      Still don't give up though and good luck as I have seen his sail boat docked in Catalina harbor before while cruising to shore.

      Sailing must be much more dangerous up north with all the massive ships and quick storms that kick up.
  • I can't wait til they start changing the constellations.

    • Are you suggesting burning the land and boiling the sea are also in MSFTs plans?
      • by Locutus ( 9039 )

        Are you suggesting burning the land and boiling the sea are also in MSFTs plans?
        more like already attempted and partially implemented by purchasing competitors only to terminate their product lines along with promoting patent FUD via SCO and then their own IP threats/FUD. So yes, they have been working on burning the land and boiling the seas for quite some time.

        • I've got to try that sometime.

          "Are you suggesting that [bad thing]"

          More like Microsoft DRM Information wants to be free FUD You cannot steal an idea, only infringe on it SCO Intellectual Property is evil P2P They stole Apple's idea and manipulated them into giving them copyrights OOXML Convicted Monopolist! So yes, [bad thing], for quite some time.
  • I hate to be so reactive to the things I have recently seen, but I wonder what would happen if you exposed this system to the autistic community? It seems like a lot of data that would do well to be digested by someone predisposed to taking it all in at once.
  • I tried it, but all I could see was the Blue Sky of Death !
  • Call me a luddite, but I really don't like flash.
  • "We can see all the way out to the edge of the observable universe." ...is that so? Amazing.
    • It wasn't true just a few decades ago.
      • by omarius ( 52253 )
        Then wasn't the "observable universe" just smaller? Or does the term refer to light that could possibly reach us during the age of the universe?
        • Yep, it's maximum distance we can see without light getting too caught up in the early, dense universe. I guess the observable universe would be slightly smaller back then also, but probably not noticeably. It's kinda strange because it's always been "observable" as in it is potentially feasible to see this light, but we weren't "able-to-observe" until more recently...or at least distinguish it.
  • Check out the home page [worldwidetelescope.org] of the WWTelescope.

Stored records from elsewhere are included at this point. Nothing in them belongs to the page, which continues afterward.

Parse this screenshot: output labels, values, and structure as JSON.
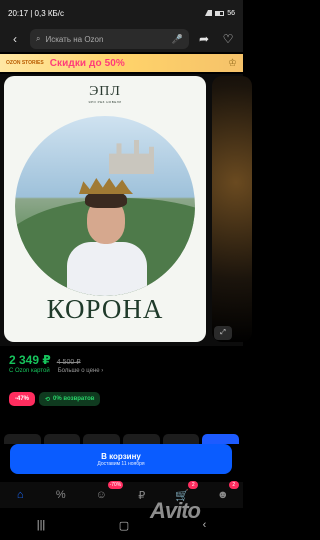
{
  "status": {
    "time_speed": "20:17 | 0,3 КБ/с",
    "battery": "56"
  },
  "search": {
    "placeholder": "Искать на Ozon"
  },
  "promo": {
    "brand": "OZON STORIES",
    "headline": "Скидки до 50%"
  },
  "product": {
    "logo": "ЭПЛ",
    "logo_tagline": "ЭРО РЕЗ НОВЕЛЛ",
    "title": "КОРОНА"
  },
  "pricing": {
    "price": "2 349 ₽",
    "old_price": "4 500 ₽",
    "card_label": "С Ozon картой",
    "more_label": "Больше о цене ›",
    "discount": "-47%",
    "returns": "0% возвратов"
  },
  "cart": {
    "label": "В корзину",
    "delivery": "Доставим 11 ноября"
  },
  "nav": {
    "promo_badge": "-70%",
    "cart_badge": "2",
    "profile_badge": "2"
  },
  "watermark": "Avito",
  "colors": {
    "accent": "#0a5cff",
    "price": "#16c45c",
    "discount": "#ff2d5f"
  }
}
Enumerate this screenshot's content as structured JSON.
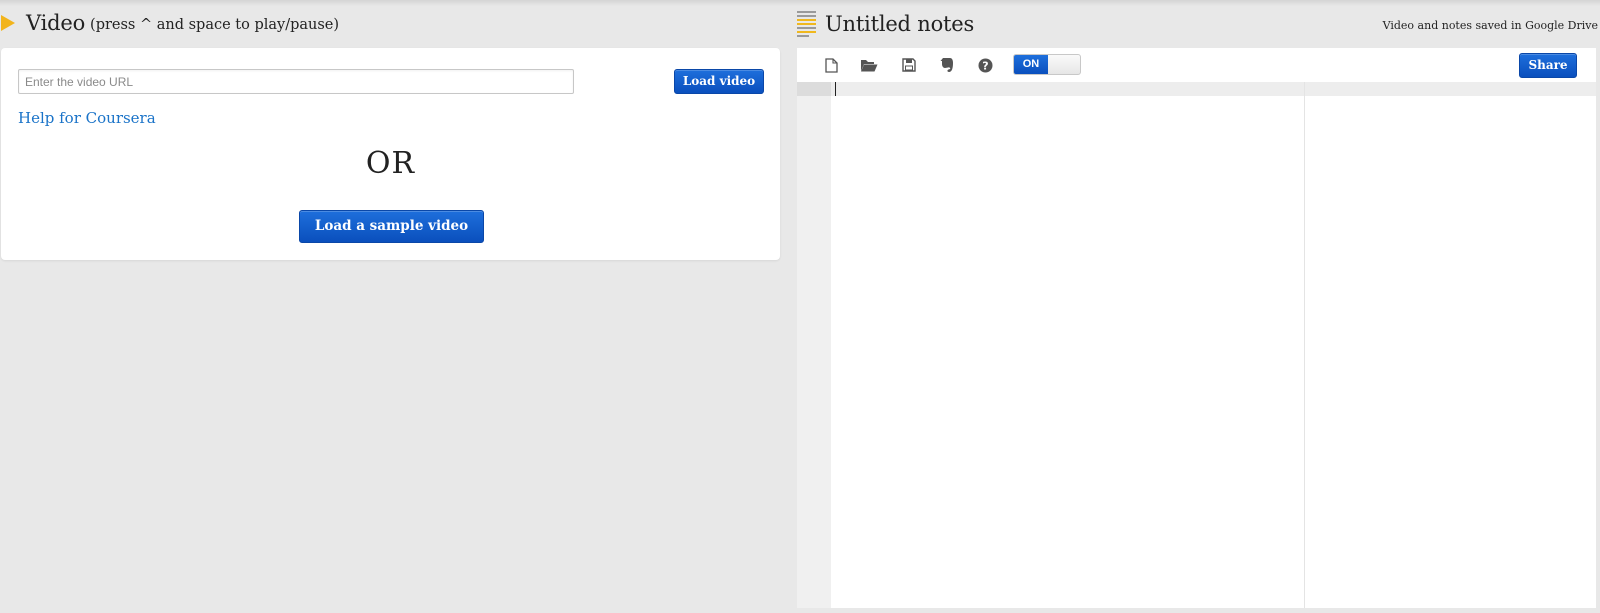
{
  "video": {
    "title": "Video",
    "hint": "(press ^ and space to play/pause)",
    "url_placeholder": "Enter the video URL",
    "url_value": "",
    "load_button": "Load video",
    "help_link": "Help for Coursera",
    "or_text": "OR",
    "sample_button": "Load a sample video"
  },
  "notes": {
    "title": "Untitled notes",
    "saved_status": "Video and notes saved in Google Drive",
    "toolbar": {
      "icons": [
        "new-file-icon",
        "open-folder-icon",
        "save-icon",
        "evernote-icon",
        "help-icon"
      ],
      "toggle_label": "ON",
      "toggle_state": "on",
      "share_button": "Share"
    },
    "editor_content": ""
  },
  "colors": {
    "accent_blue": "#0a4fbd",
    "link_blue": "#1a73c8",
    "play_icon": "#f2b41b",
    "background": "#e8e8e8"
  }
}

    Is anyone else feeling absolutely creeped out by the "kids react to WWT" video?
  • And in terms of user experience, this is different from any of the leading planetarium software in what way?
  • Will it run on Linux? No?

    Ho Hum.

Think of it! With VLSI we can pack 100 ENIACs in 1 sq. cm.!